Updated from 11:14 a.m. EDT
Oil prices rose Tuesday on renewed concerns that demand for refined fuel might outpace supply in the fourth quarter.
The July crude contract, which became the front-month benchmark Monday, closed up 51 cents at $49.67 a barrel on Nymex. Unconfirmed reports about a refinery fire in Texas caused gasoline prices to jump about 3 cents to $1.42 a gallon.
Despite OPEC's efforts to contain prices by boosting production above its formal quotas -- and despite growing inventories in the U.S. -- many analysts continue to see prices heading higher this year.

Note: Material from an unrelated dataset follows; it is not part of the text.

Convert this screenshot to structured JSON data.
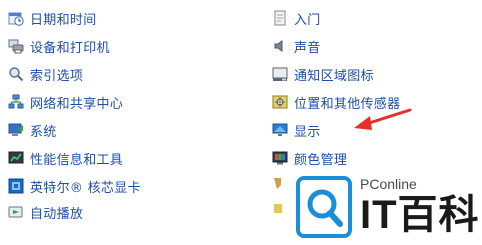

"There is a real possibility that demand will be higher than supply in the fourth quarter," says David Heikkinen, analyst at Southcoast Capital. For many, the lack of investment in refining capacity, the difficulties accessing large oil reserves, and the consistent ability of small supply disruptions to menace the market are signs that oil prices will remain tight going forward.

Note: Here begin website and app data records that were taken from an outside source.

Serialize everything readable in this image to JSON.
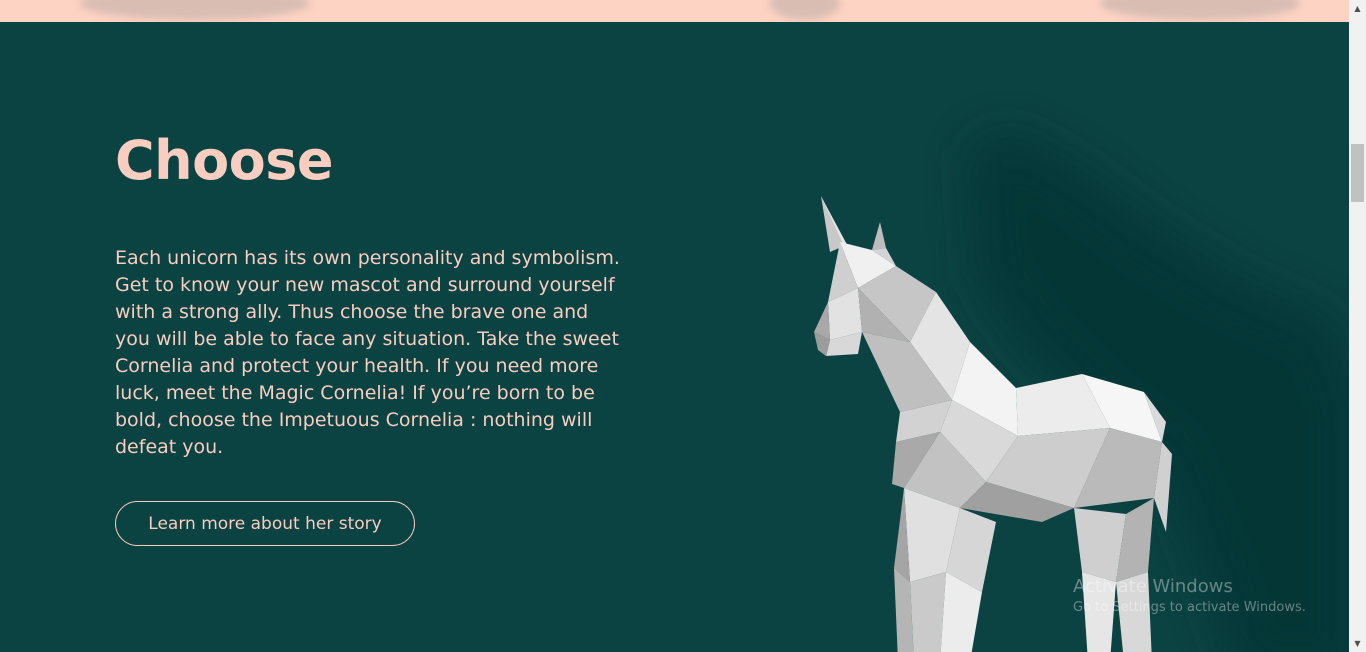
{
  "section": {
    "title": "Choose",
    "description": "Each unicorn has its own personality and symbolism. Get to know your new mascot and surround yourself with a strong ally. Thus choose the brave one and you will be able to face any situation. Take the sweet Cornelia and protect your health. If you need more luck, meet the Magic Cornelia! If you’re born to be bold, choose the Impetuous Cornelia : nothing will defeat you.",
    "button_label": "Learn more about her story",
    "image_alt": "low-poly-unicorn"
  },
  "watermark": {
    "title": "Activate Windows",
    "subtitle": "Go to Settings to activate Windows."
  },
  "colors": {
    "section_bg": "#0b4242",
    "accent_text": "#f9cdbf",
    "top_band": "#fdd3c4"
  },
  "icons": {
    "scroll_up": "scroll-up-arrow-icon",
    "scroll_down": "scroll-down-arrow-icon"
  },
  "scroll": {
    "arrow_up": "▲",
    "arrow_down": "▼"
  }
}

Prices are down about 16% since the peak of $58.28 in early April, but are still some $7 higher than this time a year ago.
The Energy Department will release its closely watched weekly inventory report on Wednesday. Analysts are expecting a 1.3 million-barrel build in oil stocks, while gasoline inventories are estimated to rise about 200,000 barrels.

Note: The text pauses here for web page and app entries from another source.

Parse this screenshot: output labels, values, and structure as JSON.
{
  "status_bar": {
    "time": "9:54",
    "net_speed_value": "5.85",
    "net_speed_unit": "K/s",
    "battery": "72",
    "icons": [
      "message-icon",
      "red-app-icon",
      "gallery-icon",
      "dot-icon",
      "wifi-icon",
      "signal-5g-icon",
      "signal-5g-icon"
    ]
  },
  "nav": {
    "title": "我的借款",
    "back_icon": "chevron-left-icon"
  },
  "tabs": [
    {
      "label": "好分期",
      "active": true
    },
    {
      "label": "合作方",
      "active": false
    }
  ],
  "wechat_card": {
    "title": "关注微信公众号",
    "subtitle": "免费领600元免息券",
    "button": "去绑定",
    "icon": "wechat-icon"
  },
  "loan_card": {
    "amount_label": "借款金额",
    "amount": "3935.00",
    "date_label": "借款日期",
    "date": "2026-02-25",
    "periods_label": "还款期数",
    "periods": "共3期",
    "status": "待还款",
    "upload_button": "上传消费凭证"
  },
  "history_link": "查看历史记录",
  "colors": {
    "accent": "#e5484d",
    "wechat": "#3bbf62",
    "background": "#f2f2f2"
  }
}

In another message of intentions, Saudi Arabia said it would boost production capacity by 14% to 12.5 million barrels a day by 2009 and build new refineries to meet rising demand,
reported the country's oil minister, Ali al-Naimi, as saying. State-owned Saudi Aramco is developing three "mega oil projects" that could add 3 million barrels a day to the current 1.5 million in spare capacity.
Shares of oil refiners are trading higher Tuesday following media coverage about high refining margins and global lack of refining capacity. The group was led by
, with a 5.35% increase to $42.36;
, which gained 4.47% to $46.36; and
, which added 2.18% to $67.44.
In the drilling universe,
gave investors an update on seven pending drilling deals that are estimated to generate about $1.2 billion in 2006 and beyond. The deals, which are geographically located in the Gulf of Mexico, Brazil and the U.K.'s Northern Sea, are mostly renewals of existing contracts with dayrate increases. Shares rose 93 cents, or 2.22%, to $42.90.
MidAmerican Energy said it will acquire PacifiCorp, a utility company owned by Scottish Power, for $9.4 billion in cash and assumed debt. PacifiCorp sells power in Oregon, Wyoming, Washington, California, Utah and Idaho.
Shares of most major oil producers climbed Tuesday.
rose 0.15%; and